9 comments:

Von said...

You advice looks like some all parents could do well to follow.

Melissa said...

Von, that's a sobering thought in some ways. I just might be choking on my own words one day soon, eh? (*smilewink*)

Linda said...

"a place where all adoptive parents, adoptees, and first moms know they feel safe to air their opinions, regardless of differences. It is a group of women joined, somehow, by adoption."

As long as you are touting the party line......

God help them if one of their kids grows up to be a lot like me! Bwahahahaha! And you know what? Some will.

Your post was great!

Reena said...

I'm not so sure about the "place to feel safe regardless of differences," part.

I agree that is seems like anyone who doesn't spout the traditional "adoption is completely wonderful," gets hit pretty hard.

Recently there was< I thought, a very interesting article on the site written by a First Mom-- the moon has testicles or something like that.

I felt that most of the aparents who commented were very closed minded, condescending, and downright mean. I felt this way as an aparent, I can only guess that adoptees and other first moms were even more enraged.

I felt so horrible for the author-- I tried to post to her blog, but she closed her blog-- I am guessing in response to all the ugliness she was expereincing from others who were not willing to even try and look at what she wrote from her perspective.

There have been a few other such incidences at that site that has really made me feel it isn't worth my time to read it.

If you are going to start writing though, I will check it out.

Also, Melissa, I can only hope that my daughters grow up to be as articulate and open to communicating as you are.

Melissa said...

Linda & Reena, I have noticed what you both have observed/experienced (discussions can get pretty heated), which in some ways makes me all the more eager to contribute.
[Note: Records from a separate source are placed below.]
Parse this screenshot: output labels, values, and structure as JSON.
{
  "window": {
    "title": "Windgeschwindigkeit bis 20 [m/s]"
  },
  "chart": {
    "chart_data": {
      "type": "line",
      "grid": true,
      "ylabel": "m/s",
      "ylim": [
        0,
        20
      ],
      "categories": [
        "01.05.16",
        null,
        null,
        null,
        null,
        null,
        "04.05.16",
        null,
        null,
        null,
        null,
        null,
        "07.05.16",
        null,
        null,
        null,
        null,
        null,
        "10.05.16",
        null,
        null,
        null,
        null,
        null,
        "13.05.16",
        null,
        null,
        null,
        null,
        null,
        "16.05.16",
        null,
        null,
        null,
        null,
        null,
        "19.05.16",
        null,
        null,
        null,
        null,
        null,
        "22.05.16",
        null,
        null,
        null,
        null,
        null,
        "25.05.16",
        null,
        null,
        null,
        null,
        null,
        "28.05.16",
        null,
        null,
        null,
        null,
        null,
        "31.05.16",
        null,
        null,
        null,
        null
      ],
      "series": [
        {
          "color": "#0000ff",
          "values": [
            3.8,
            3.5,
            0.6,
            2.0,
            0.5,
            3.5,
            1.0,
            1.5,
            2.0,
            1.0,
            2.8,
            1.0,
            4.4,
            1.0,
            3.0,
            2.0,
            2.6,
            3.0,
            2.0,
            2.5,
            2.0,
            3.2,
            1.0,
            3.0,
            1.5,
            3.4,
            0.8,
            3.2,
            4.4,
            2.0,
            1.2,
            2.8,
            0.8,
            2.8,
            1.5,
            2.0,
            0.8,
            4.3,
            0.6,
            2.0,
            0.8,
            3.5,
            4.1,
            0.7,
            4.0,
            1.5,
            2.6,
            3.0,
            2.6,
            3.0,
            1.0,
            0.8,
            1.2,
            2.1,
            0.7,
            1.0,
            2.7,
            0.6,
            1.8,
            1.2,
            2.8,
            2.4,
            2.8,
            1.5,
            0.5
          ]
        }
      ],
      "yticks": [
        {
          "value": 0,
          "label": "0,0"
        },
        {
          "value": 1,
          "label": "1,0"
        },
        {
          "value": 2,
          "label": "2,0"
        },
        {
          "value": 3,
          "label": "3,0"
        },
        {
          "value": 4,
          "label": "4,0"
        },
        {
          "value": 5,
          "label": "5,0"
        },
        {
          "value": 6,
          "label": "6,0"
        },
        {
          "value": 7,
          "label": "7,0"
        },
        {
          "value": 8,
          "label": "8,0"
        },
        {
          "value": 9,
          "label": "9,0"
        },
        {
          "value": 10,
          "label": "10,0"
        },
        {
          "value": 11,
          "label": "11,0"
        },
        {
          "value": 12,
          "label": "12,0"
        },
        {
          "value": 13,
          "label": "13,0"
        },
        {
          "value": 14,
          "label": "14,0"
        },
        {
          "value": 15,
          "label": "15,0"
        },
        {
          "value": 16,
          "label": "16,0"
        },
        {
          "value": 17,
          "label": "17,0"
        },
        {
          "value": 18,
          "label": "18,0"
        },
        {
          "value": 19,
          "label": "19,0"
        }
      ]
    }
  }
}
On the other hand, though, I have encountered AP's who have changed over time, who have opened their minds & hearts to listen, and that's my hope--that with time, perhaps some will be brave enough and humble enough to consider our different experiences and perspectives as valid and valuable.

Even if only one AP makes a shift, then I'll consider it worth it.

Liv said...

I was interested in the post you were talking about, Reena, so I looked it up. Here it is:

http://www.growninmyheart.com/the-man-in-the-moon-has-no-testicles

This post obviously hit a nerve for many folks. I haven't gotten through all the comments, but it seems that these are exactly the conversations we need to have, though I do wish people would be able to respond in a way that would keep the conversation open and ongoing as opposed to attacking.

"Even if only one AP makes a shift, then I'll consider it worth it."

Melissa, that statement really struck me. I wish there had been bloggers like you available for my parents to read when I was growing up. Thank you for you commitment to speaking openly.

Reena said...

Liv,

I know the post is still up at "Grown in My Heart." I was referring to the author's actual blog from which that article came. The author had a blog and it is no longer available-- I can only guess that some AP went to her personal blog from the GIMH article and continued to post ugliness there.

Disagreeing-- is one thing. Disagreeing in a mean and deliberately hurtful way is something else entirely. I don't understand what people think they will accomplish.

They should also realize that meanspiritedness says a lot more about the person who is being that way than about the person or topic to which they are directing their meanspiritedness.


Melissa, "Even if only one AP makes a shift, then I'll consider it worth it."

A courageous beautiful spirit and heart.

Melissa said...

Liv & Reena,

"Disagreeing-- is one thing. Disagreeing in a mean and deliberately hurtful way is something else entirely. I don't understand what people think they will accomplish."

Exactly, Reena!

We know disagreements are inevitable, but as you so succinctly and precisely stated above, being deliberately hurtful and mean accomplishes nothing.

Yoli said...

Just read the Man in the Moon has No Testicles. How sad the way this woman was attacked. Some of the comments just raised my blood pressure.

Melissa, I read that site only for Raina's writing, now I will go back again because you will be writing for them.